Cricket is a game of inches. Imagine playing in an Academy trial game when you push a ball to cover and set off on a risky single.
It’s on, but only if you can get up to top speed in a couple of strides.
You have worked on your power, speed and acceleration all winter and you fly out of the blocks, you are in by the smallest margin and go on to make a huge score, get that Academy place and on into the cricket stratosphere.
Had you been half a second slower - as the old pre-training you was - then you would have been run out and missed your chance.
That’s why everyone who runs a cricket Academy these days stresses the importance of fitness. Sure you might get away with being unfit and talented, but with fitness standards increasing at the top level you owe it to yourself to train hard. Everyone else is doing it.
So exactly how fit do you have to be to be on a par with other Academy level players?
Take small steps
The answer to that question depends on the standards set by any particular Academy setup. However, the best players don’t worry too much about the minimum standards; they simply work hard, regularly and make small incremental improvements towards their goal.
In that way you are taking personal responsibility for your fitness, and becoming your own Academy.
To gym or not to gym?
The other big question is whether you need to attend a gym or not to reach your goals.
Again it depends on your specific aims, and the fitness testing you are doing. For example you don’t need a gym to improve your sprint speed in pads. You just need pads and an open space. You can even do it in nets. Mobility and flexibility work requires zero equipment except perhaps a resistance band and foam roller.

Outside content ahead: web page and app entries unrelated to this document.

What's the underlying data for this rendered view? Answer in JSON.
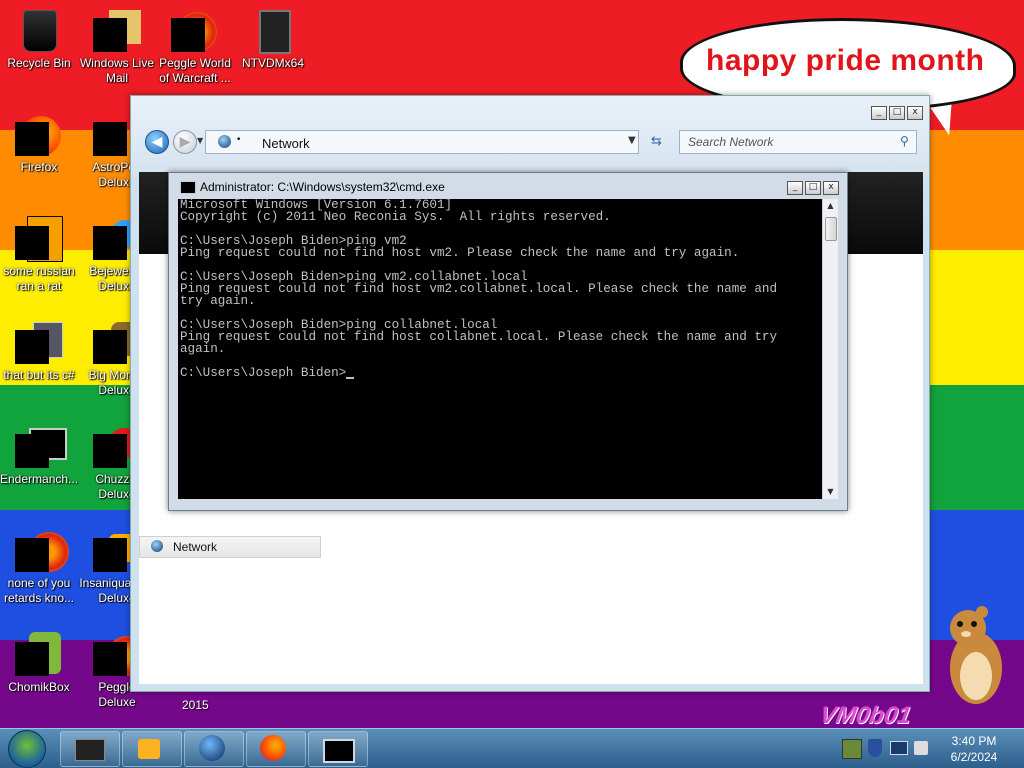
{
  "desktop": {
    "icons": [
      {
        "label": "Recycle Bin",
        "icon": "recycle-bin-icon"
      },
      {
        "label": "Windows Live Mail",
        "icon": "mail-icon"
      },
      {
        "label": "Peggle World of Warcraft ...",
        "icon": "peggle-icon"
      },
      {
        "label": "NTVDMx64",
        "icon": "ntvdm-icon"
      },
      {
        "label": "Firefox",
        "icon": "firefox-icon"
      },
      {
        "label": "AstroPop Deluxe",
        "icon": "astropop-icon"
      },
      {
        "label": "some russian ran a rat",
        "icon": "exe-icon"
      },
      {
        "label": "Bejeweled Deluxe",
        "icon": "bejeweled-icon"
      },
      {
        "label": "that but its c#",
        "icon": "csharp-icon"
      },
      {
        "label": "Big Money Deluxe",
        "icon": "bigmoney-icon"
      },
      {
        "label": "Endermanch...",
        "icon": "enderman-icon"
      },
      {
        "label": "Chuzzle Deluxe",
        "icon": "chuzzle-icon"
      },
      {
        "label": "none of you retards kno...",
        "icon": "peggle-icon"
      },
      {
        "label": "Insaniquarium Deluxe",
        "icon": "insaniquarium-icon"
      },
      {
        "label": "ChomikBox",
        "icon": "chomikbox-icon"
      },
      {
        "label": "Peggle Deluxe",
        "icon": "peggle-icon"
      }
    ],
    "speech_bubble": "happy pride month",
    "extra_text": "2015",
    "wallpaper_text": "VM0b01",
    "colors": {
      "red": "#ee1c24",
      "orange": "#ff8c00",
      "yellow": "#ffed00",
      "green": "#11a33c",
      "blue": "#1f4fe0",
      "purple": "#75088a",
      "bubble_text": "#e2141b"
    }
  },
  "explorer": {
    "title": "",
    "address": "Network",
    "search_placeholder": "Search Network",
    "left_nav_item": "Network",
    "window_controls": [
      "minimize",
      "maximize",
      "close"
    ]
  },
  "cmd": {
    "title": "Administrator: C:\\Windows\\system32\\cmd.exe",
    "lines": [
      "Microsoft Windows [Version 6.1.7601]",
      "Copyright (c) 2011 Neo Reconia Sys.  All rights reserved.",
      "",
      "C:\\Users\\Joseph Biden>ping vm2",
      "Ping request could not find host vm2. Please check the name and try again.",
      "",
      "C:\\Users\\Joseph Biden>ping vm2.collabnet.local",
      "Ping request could not find host vm2.collabnet.local. Please check the name and",
      "try again.",
      "",
      "C:\\Users\\Joseph Biden>ping collabnet.local",
      "Ping request could not find host collabnet.local. Please check the name and try",
      "again.",
      "",
      "C:\\Users\\Joseph Biden>"
    ]
  },
  "taskbar": {
    "items": [
      "explorer-icon",
      "media-player-icon",
      "network-icon",
      "firefox-icon",
      "cmd-icon"
    ],
    "time": "3:40 PM",
    "date": "6/2/2024"
  }
}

On the other hand, if you are looking to get stronger and more powerful you probably are going to need external resistance at some point. Bodyweight training can only get you so far, even if you are under 18.

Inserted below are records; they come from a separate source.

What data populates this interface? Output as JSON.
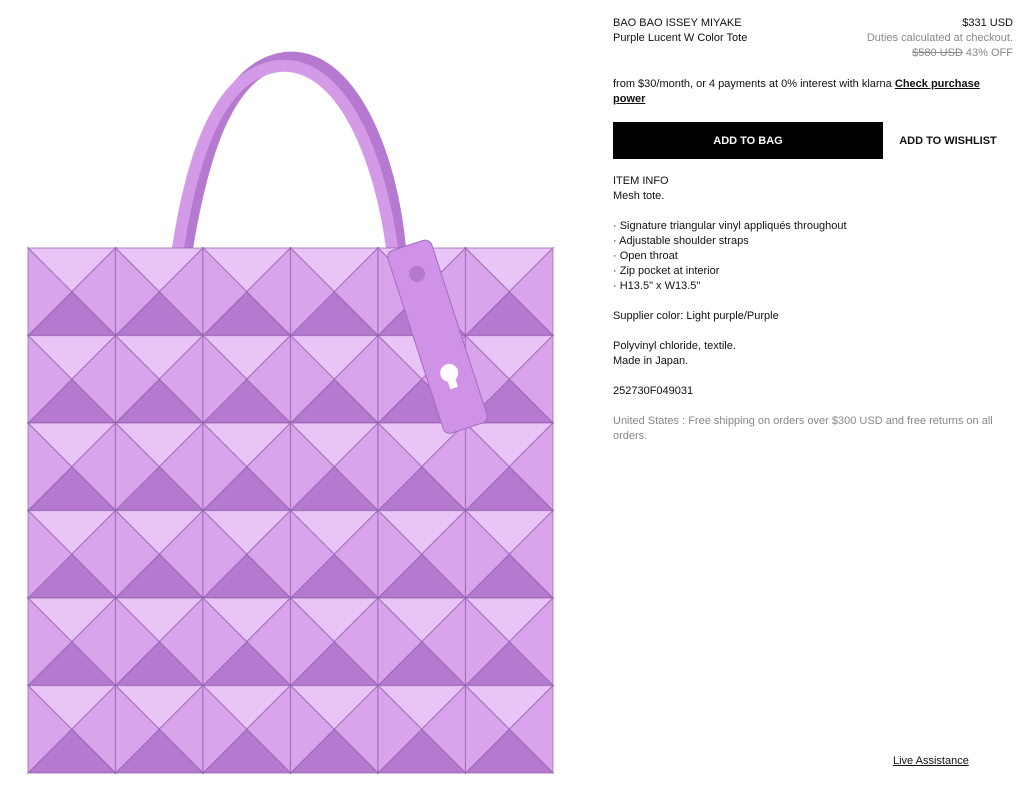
{
  "product": {
    "brand": "BAO BAO ISSEY MIYAKE",
    "name": "Purple Lucent W Color Tote",
    "price": "$331 USD",
    "duties_note": "Duties calculated at checkout.",
    "original_price": "$580 USD",
    "discount": "43% OFF"
  },
  "klarna": {
    "text": "from $30/month, or 4 payments at 0% interest with klarna",
    "link": "Check purchase power"
  },
  "actions": {
    "add_to_bag": "ADD TO BAG",
    "add_to_wishlist": "ADD TO WISHLIST"
  },
  "item_info": {
    "heading": "ITEM INFO",
    "summary": "Mesh tote.",
    "features": [
      "· Signature triangular vinyl appliqués throughout",
      "· Adjustable shoulder straps",
      "· Open throat",
      "· Zip pocket at interior",
      "· H13.5\" x W13.5\""
    ],
    "supplier_color": "Supplier color: Light purple/Purple",
    "material": "Polyvinyl chloride, textile.",
    "origin": "Made in Japan.",
    "sku": "252730F049031"
  },
  "shipping": "United States : Free shipping on orders over $300 USD and free returns on all orders.",
  "live_assistance": "Live Assistance",
  "image": {
    "alt": "Purple Lucent W Color Tote",
    "colors": {
      "bag": "#d9a4ec",
      "bag_dark": "#b57ad0",
      "bag_light": "#e9c4f6",
      "grid": "#8c5aa8"
    }
  }
}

My opinion is strongly to use a gym setting as long as you can do it in a safe environment. It allows you to meet certain standards, gives you a place to go with equipment you can use and lets you focus for to 45 minutes you are in there. The benefits are physical and psychological.
Fitness standards for cricketers
Despite all these provisos about age and access to equipment/coaching, I couldn’t finish this article without giving you some standards I consider to be achievable and realistic for healthy and ambitious cricketers.
These are not gospel, and they are not supposed to de-motivate you if you have never even looked at a barbell.
Use them as a guide to fitness that will put you in the same standard as very fit Academy players:
- Barbell Back Squat: 1.5x Bodyweight (so a 70kg player can squat 105kg for 1 rep)
- Barbell Bench Press: 1.25x Bodyweight
- Press Up: 30
- Deadlift: 1.5x Bodyweight
- Hang Clean: 1.25x Bodyweight
- Chin Up: 10 Reps
- Plank: 1m 30s
- All run three (with bat and gloves, no pads): Under 10.2 seconds
As always, these standards are for the lift performed with good technique. No cheating or help from spotters is allowed!
Also, they are not comprehensive as you still need to work on your core stability and mobility beyond these numbers. A good warm up should cover these elements off so don’t skip it.
If you are at this standard, well done keep going. If you have a way to go then keep plugging away a little at a time. Training is about accumulation.
Modern cricketers are stronger, faster and more agile than ever. If you want to be in an Academy (or you run one), fitness standards are a must.
So, for a training programme designed by a professional who works at Academy level all the time, enrol on the online course Strength and Conditioning for Cricket at all Levels by Rob Ahmun (ECB and Glamorgan CCC).